Find all the lines in the material below with the word "Ctrl", and copy them.

(Information supplied):

^^^^^^^^

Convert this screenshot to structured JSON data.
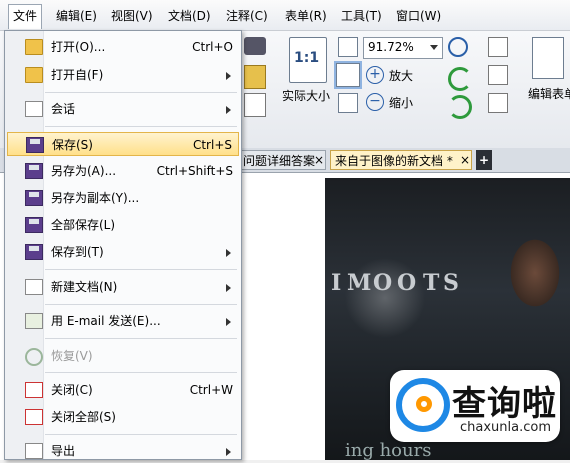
{
  "menubar": {
    "items": [
      "文件",
      "编辑(E)",
      "视图(V)",
      "文档(D)",
      "注释(C)",
      "表单(R)",
      "工具(T)",
      "窗口(W)"
    ]
  },
  "ribbon": {
    "zoom_value": "91.72%",
    "actual_size": "实际大小",
    "zoom_in": "放大",
    "zoom_out": "缩小",
    "edit_form": "编辑表单",
    "actual_size_icon_text": "1:1"
  },
  "tabs": [
    {
      "label": "问题详细答案",
      "close": "×"
    },
    {
      "label": "来自于图像的新文档 *",
      "close": "×"
    }
  ],
  "tab_add": "+",
  "file_menu": {
    "items": [
      {
        "label": "打开(O)...",
        "shortcut": "Ctrl+O",
        "icon": "folder-open-icon"
      },
      {
        "label": "打开自(F)",
        "shortcut": "",
        "icon": "folder-web-icon",
        "submenu": true
      },
      {
        "label": "会话",
        "shortcut": "",
        "icon": "session-icon",
        "submenu": true
      },
      {
        "label": "保存(S)",
        "shortcut": "Ctrl+S",
        "icon": "save-icon",
        "highlighted": true
      },
      {
        "label": "另存为(A)...",
        "shortcut": "Ctrl+Shift+S",
        "icon": "save-as-icon"
      },
      {
        "label": "另存为副本(Y)...",
        "shortcut": "",
        "icon": "save-copy-icon"
      },
      {
        "label": "全部保存(L)",
        "shortcut": "",
        "icon": "save-all-icon"
      },
      {
        "label": "保存到(T)",
        "shortcut": "",
        "icon": "save-to-icon",
        "submenu": true
      },
      {
        "label": "新建文档(N)",
        "shortcut": "",
        "icon": "new-document-icon",
        "submenu": true
      },
      {
        "label": "用 E-mail 发送(E)...",
        "shortcut": "",
        "icon": "email-icon",
        "submenu": true
      },
      {
        "label": "恢复(V)",
        "shortcut": "",
        "icon": "revert-icon",
        "disabled": true
      },
      {
        "label": "关闭(C)",
        "shortcut": "Ctrl+W",
        "icon": "close-doc-icon"
      },
      {
        "label": "关闭全部(S)",
        "shortcut": "",
        "icon": "close-all-icon"
      },
      {
        "label": "导出",
        "shortcut": "",
        "icon": "export-icon",
        "submenu": true
      }
    ]
  },
  "photo_sign_letters": [
    "I",
    "M",
    "O",
    "O",
    "T",
    "S"
  ],
  "photo_bottom_text": "ing hours",
  "watermark": {
    "title": "查询啦",
    "subtitle": "chaxunla.com"
  }
}
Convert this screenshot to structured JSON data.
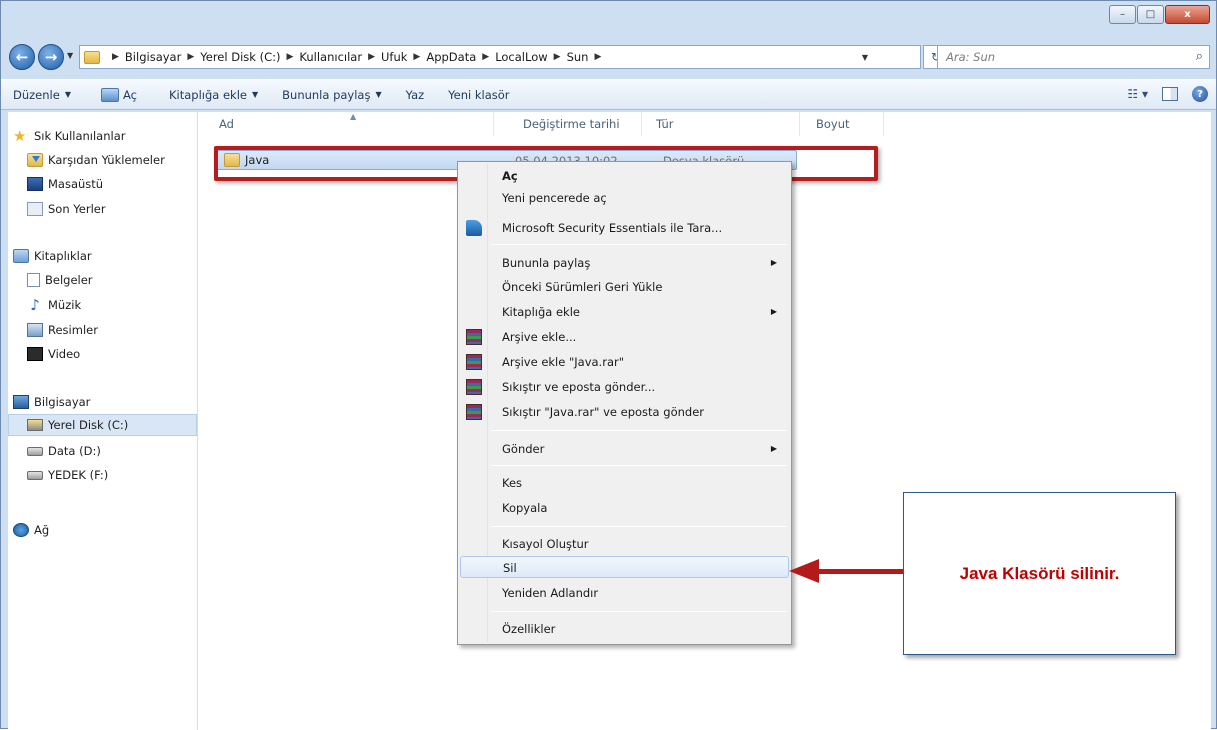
{
  "window": {
    "minimize": "–",
    "maximize": "□",
    "close": "x"
  },
  "nav": {
    "back": "←",
    "forward": "→",
    "breadcrumb": [
      "Bilgisayar",
      "Yerel Disk (C:)",
      "Kullanıcılar",
      "Ufuk",
      "AppData",
      "LocalLow",
      "Sun"
    ],
    "search_placeholder": "Ara: Sun"
  },
  "toolbar": {
    "organize": "Düzenle",
    "open": "Aç",
    "add_to_library": "Kitaplığa ekle",
    "share_with": "Bununla paylaş",
    "burn": "Yaz",
    "new_folder": "Yeni klasör"
  },
  "sidebar": {
    "favorites": "Sık Kullanılanlar",
    "downloads": "Karşıdan Yüklemeler",
    "desktop": "Masaüstü",
    "recent": "Son Yerler",
    "libraries": "Kitaplıklar",
    "documents": "Belgeler",
    "music": "Müzik",
    "pictures": "Resimler",
    "videos": "Video",
    "computer": "Bilgisayar",
    "local_disk": "Yerel Disk (C:)",
    "data_drive": "Data (D:)",
    "backup_drive": "YEDEK (F:)",
    "network": "Ağ"
  },
  "columns": {
    "name": "Ad",
    "modified": "Değiştirme tarihi",
    "type": "Tür",
    "size": "Boyut"
  },
  "files": [
    {
      "name": "Java",
      "modified": "05.04.2013 10:02",
      "type": "Dosya klasörü"
    }
  ],
  "context_menu": {
    "open": "Aç",
    "open_new_window": "Yeni pencerede aç",
    "scan_mse": "Microsoft Security Essentials ile Tara...",
    "share_with": "Bununla paylaş",
    "restore_previous": "Önceki Sürümleri Geri Yükle",
    "add_to_library": "Kitaplığa ekle",
    "add_to_archive": "Arşive ekle...",
    "add_to_java_rar": "Arşive ekle \"Java.rar\"",
    "compress_email": "Sıkıştır ve eposta gönder...",
    "compress_java_email": "Sıkıştır \"Java.rar\" ve eposta gönder",
    "send_to": "Gönder",
    "cut": "Kes",
    "copy": "Kopyala",
    "create_shortcut": "Kısayol Oluştur",
    "delete": "Sil",
    "rename": "Yeniden Adlandır",
    "properties": "Özellikler"
  },
  "callout": {
    "text": "Java Klasörü silinir."
  }
}
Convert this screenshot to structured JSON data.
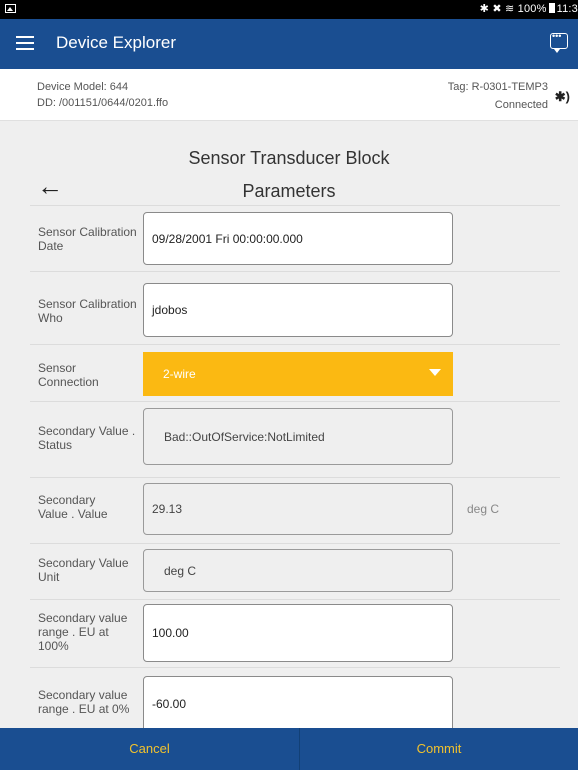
{
  "status_bar": {
    "right_text": "✱ ✖ ≋ 100%",
    "time": "11:3"
  },
  "app_bar": {
    "title": "Device Explorer",
    "menu_icon": "hamburger-menu-icon",
    "chat_icon": "chat-bubble-icon"
  },
  "device": {
    "model": "Device Model: 644",
    "dd": "DD: /001151/0644/0201.ffo",
    "tag": "Tag: R-0301-TEMP3",
    "connection": "Connected",
    "bluetooth_icon": "bluetooth-icon"
  },
  "header": {
    "block_title": "Sensor Transducer Block",
    "params_title": "Parameters",
    "back_arrow": "←"
  },
  "params": [
    {
      "label": "Sensor Calibration Date",
      "value": "09/28/2001 Fri 00:00:00.000",
      "kind": "input"
    },
    {
      "label": "Sensor Calibration Who",
      "value": "jdobos",
      "kind": "input"
    },
    {
      "label": "Sensor Connection",
      "value": "2-wire",
      "kind": "select"
    },
    {
      "label": "Secondary Value . Status",
      "value": "Bad::OutOfService:NotLimited",
      "kind": "readonly"
    },
    {
      "label": "Secondary Value . Value",
      "value": "29.13",
      "kind": "input",
      "unit": "deg C"
    },
    {
      "label": "Secondary Value Unit",
      "value": "deg C",
      "kind": "readonly"
    },
    {
      "label": "Secondary value range . EU at 100%",
      "value": "100.00",
      "kind": "input"
    },
    {
      "label": "Secondary value range . EU at 0%",
      "value": "-60.00",
      "kind": "input"
    }
  ],
  "actions": {
    "cancel": "Cancel",
    "commit": "Commit"
  },
  "colors": {
    "primary": "#1a4e91",
    "accent": "#fbb912",
    "action_text": "#f2c22d"
  }
}
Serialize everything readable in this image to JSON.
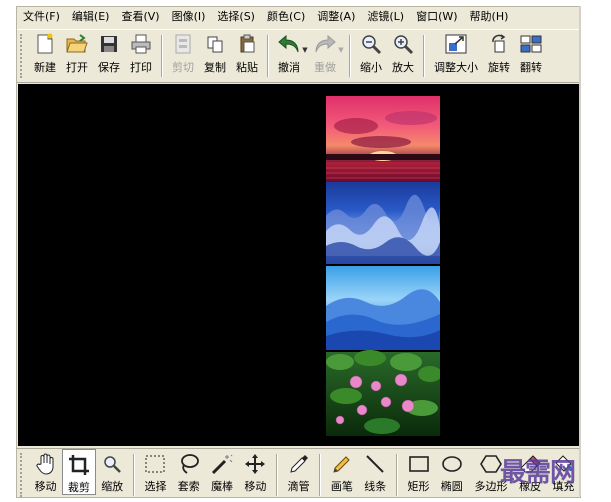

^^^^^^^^

(Result of this exercise):
        "shortcut": "Ctrl+O",
        "shortcut": "Ctrl+S",
        "shortcut": "Ctrl+Shift+S",
        "shortcut": "Ctrl+W",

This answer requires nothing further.